[Items from a dataset]
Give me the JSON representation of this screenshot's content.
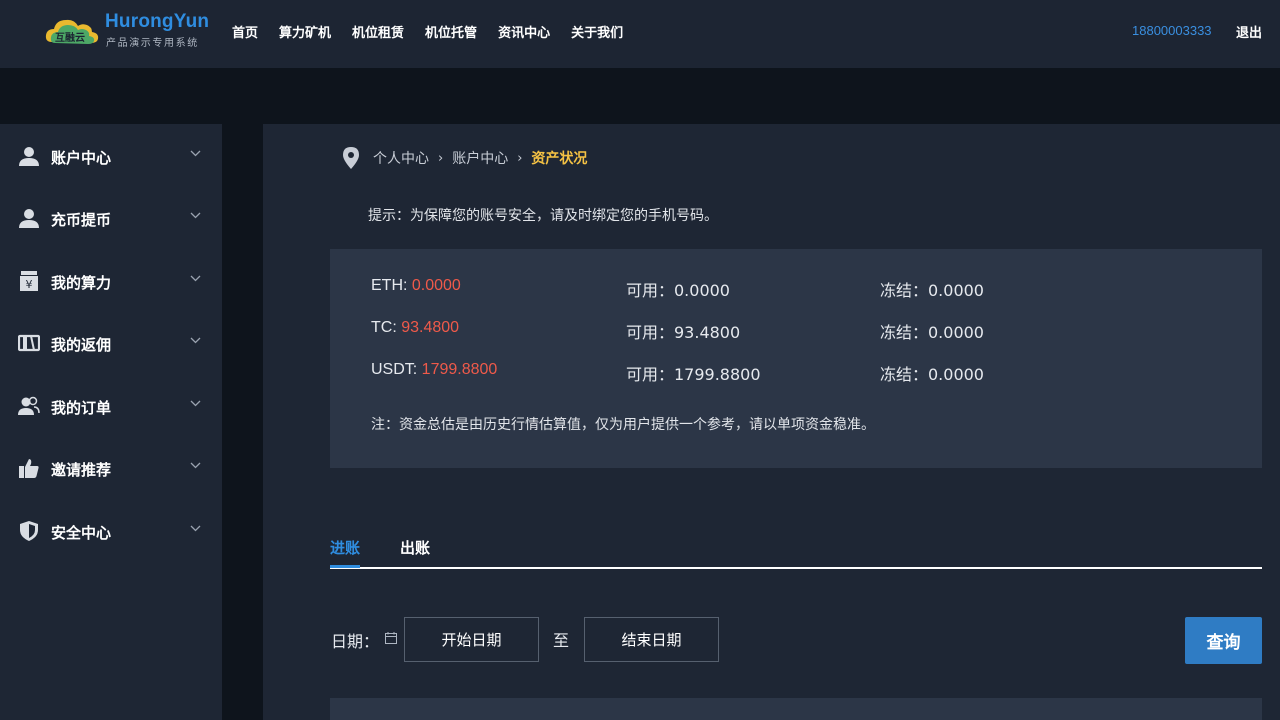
{
  "brand": {
    "title": "HurongYun",
    "subtitle": "产品演示专用系统",
    "logo_text": "互融云"
  },
  "nav": {
    "items": [
      "首页",
      "算力矿机",
      "机位租赁",
      "机位托管",
      "资讯中心",
      "关于我们"
    ]
  },
  "user": {
    "phone": "18800003333",
    "logout_label": "退出"
  },
  "sidebar": {
    "items": [
      {
        "label": "账户中心",
        "icon": "user-icon"
      },
      {
        "label": "充币提币",
        "icon": "user-icon"
      },
      {
        "label": "我的算力",
        "icon": "yuan-box-icon"
      },
      {
        "label": "我的返佣",
        "icon": "card-icon"
      },
      {
        "label": "我的订单",
        "icon": "users-icon"
      },
      {
        "label": "邀请推荐",
        "icon": "thumbs-up-icon"
      },
      {
        "label": "安全中心",
        "icon": "shield-icon"
      }
    ]
  },
  "breadcrumb": {
    "items": [
      "个人中心",
      "账户中心",
      "资产状况"
    ]
  },
  "tip": "提示：为保障您的账号安全，请及时绑定您的手机号码。",
  "balances": {
    "rows": [
      {
        "asset": "ETH: ",
        "total": "0.0000",
        "available": "可用：0.0000",
        "frozen": "冻结：0.0000"
      },
      {
        "asset": "TC: ",
        "total": "93.4800",
        "available": "可用：93.4800",
        "frozen": "冻结：0.0000"
      },
      {
        "asset": "USDT: ",
        "total": "1799.8800",
        "available": "可用：1799.8800",
        "frozen": "冻结：0.0000"
      }
    ],
    "note": "注：资金总估是由历史行情估算值，仅为用户提供一个参考，请以单项资金稳准。"
  },
  "tabs": {
    "items": [
      "进账",
      "出账"
    ],
    "active": "进账"
  },
  "filter": {
    "date_label": "日期：",
    "start_placeholder": "开始日期",
    "to_label": "至",
    "end_placeholder": "结束日期",
    "query_label": "查询"
  },
  "colors": {
    "accent": "#2f8de0",
    "highlight": "#f5c244",
    "value_red": "#ef5a4a",
    "panel": "#1e2634",
    "box": "#2c3647"
  }
}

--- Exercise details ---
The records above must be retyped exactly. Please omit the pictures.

--- Exercise answer ---
Give me the JSON representation of this screenshot's content.
{
  "brand": {
    "title": "HurongYun",
    "subtitle": "产品演示专用系统",
    "logo_text": "互融云"
  },
  "nav": {
    "items": [
      "首页",
      "算力矿机",
      "机位租赁",
      "机位托管",
      "资讯中心",
      "关于我们"
    ]
  },
  "user": {
    "phone": "18800003333",
    "logout_label": "退出"
  },
  "sidebar": {
    "items": [
      {
        "label": "账户中心",
        "icon": "user-icon"
      },
      {
        "label": "充币提币",
        "icon": "user-icon"
      },
      {
        "label": "我的算力",
        "icon": "yuan-box-icon"
      },
      {
        "label": "我的返佣",
        "icon": "card-icon"
      },
      {
        "label": "我的订单",
        "icon": "users-icon"
      },
      {
        "label": "邀请推荐",
        "icon": "thumbs-up-icon"
      },
      {
        "label": "安全中心",
        "icon": "shield-icon"
      }
    ]
  },
  "breadcrumb": {
    "items": [
      "个人中心",
      "账户中心",
      "资产状况"
    ]
  },
  "tip": "提示：为保障您的账号安全，请及时绑定您的手机号码。",
  "balances": {
    "rows": [
      {
        "asset": "ETH: ",
        "total": "0.0000",
        "available": "可用：0.0000",
        "frozen": "冻结：0.0000"
      },
      {
        "asset": "TC: ",
        "total": "93.4800",
        "available": "可用：93.4800",
        "frozen": "冻结：0.0000"
      },
      {
        "asset": "USDT: ",
        "total": "1799.8800",
        "available": "可用：1799.8800",
        "frozen": "冻结：0.0000"
      }
    ],
    "note": "注：资金总估是由历史行情估算值，仅为用户提供一个参考，请以单项资金稳准。"
  },
  "tabs": {
    "items": [
      "进账",
      "出账"
    ],
    "active": "进账"
  },
  "filter": {
    "date_label": "日期：",
    "start_placeholder": "开始日期",
    "to_label": "至",
    "end_placeholder": "结束日期",
    "query_label": "查询"
  },
  "colors": {
    "accent": "#2f8de0",
    "highlight": "#f5c244",
    "value_red": "#ef5a4a",
    "panel": "#1e2634",
    "box": "#2c3647"
  }
}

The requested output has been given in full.